The Barn Swallow is a small swallow with long pointed wings and a deeply forked tail. Its upper parts are cobalt blue, its forehead is a reddish brown and it’s under parts are a lighter orange-brown. There is a partial blue band across the chest. Males and females look very similar.

A beautiful barn swallow perches on an iron rod

As its name might suggest Barn Swallows nest in barns, garages, houses, bridges and culverts near open areas and are often seen resting on power lines, light posts and other horizontal perches. They exist throughout Nova Scotia including all major agricultural areas. Generally they are observed from May to September in colonial groups near cropland, hayfields, riparian areas and wetlands where they hunt for flying insects. Barn swallows are a part of the agricultural landscape in Nova Scotia, but unfortunately, have experience very sharp population declines.

How You Can Help:

Old barns make great habitat for barn swallows, so if it is possible, avoid destruction of old abandoned buildings to provide roosting and nesting opportunities for Barn Swallows. Leave barn doors and hatches open to allow nesting birds to enter. Shelves on the outside walls (protected by eaves) of old buildings can provide nest sites for both barn and cliff swallows.

A pair of barn swallows takes rest under the eaves of a residence

Barn swallows will build nests on the top of the shelf and cliff swallows will nest underneath the shelf. You can also encourage nesting by creating or maintaining a muddy patch near your barn.

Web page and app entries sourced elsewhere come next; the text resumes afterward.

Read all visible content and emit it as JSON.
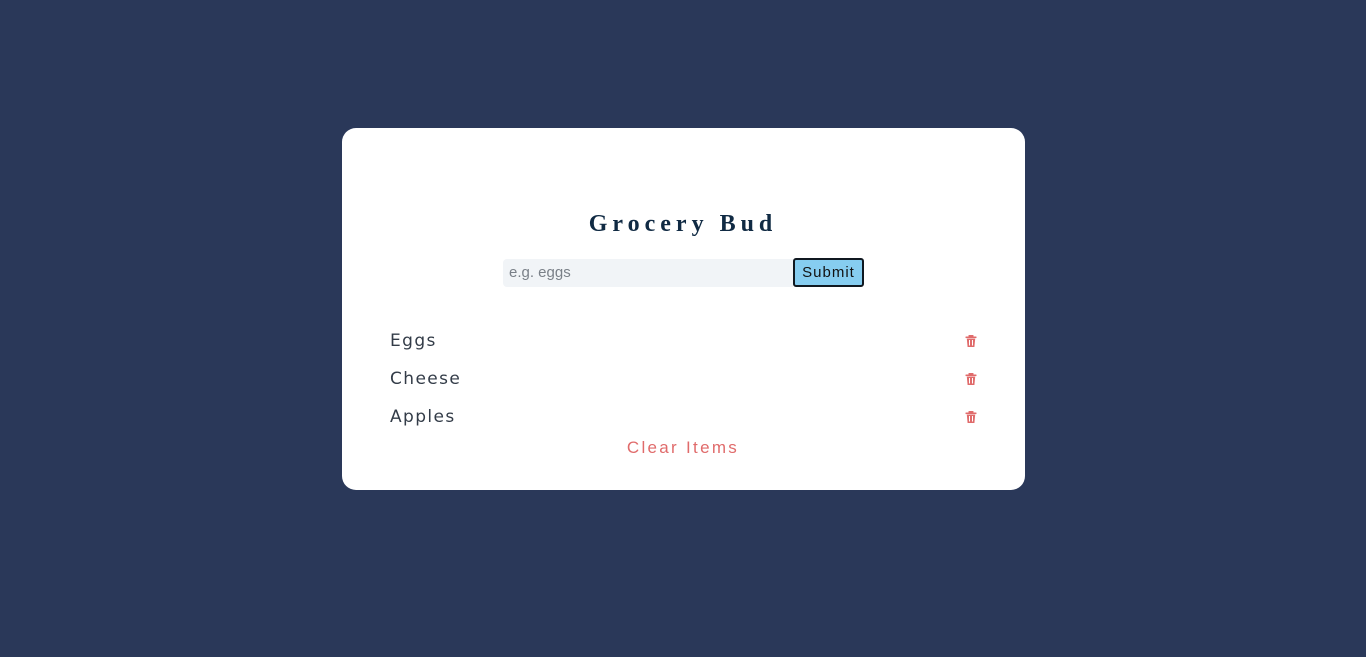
{
  "app": {
    "title": "Grocery Bud"
  },
  "form": {
    "input_value": "",
    "input_placeholder": "e.g. eggs",
    "submit_label": "Submit"
  },
  "items": [
    {
      "label": "Eggs",
      "delete_icon": "trash-icon"
    },
    {
      "label": "Cheese",
      "delete_icon": "trash-icon"
    },
    {
      "label": "Apples",
      "delete_icon": "trash-icon"
    }
  ],
  "clear_label": "Clear Items",
  "colors": {
    "background": "#2a3859",
    "card": "#ffffff",
    "title": "#102a43",
    "submit_bg": "#86cdf0",
    "danger": "#e06b6b"
  }
}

Try limiting pesticide and chemical use that negatively affect non-pest insect populations.

Helpful Links:

If you have barn swallows at your property or farm you can submit the sightings at or by emailing Nova Scotia’s Species at Risk, Conservation and Recovery team at [email protected]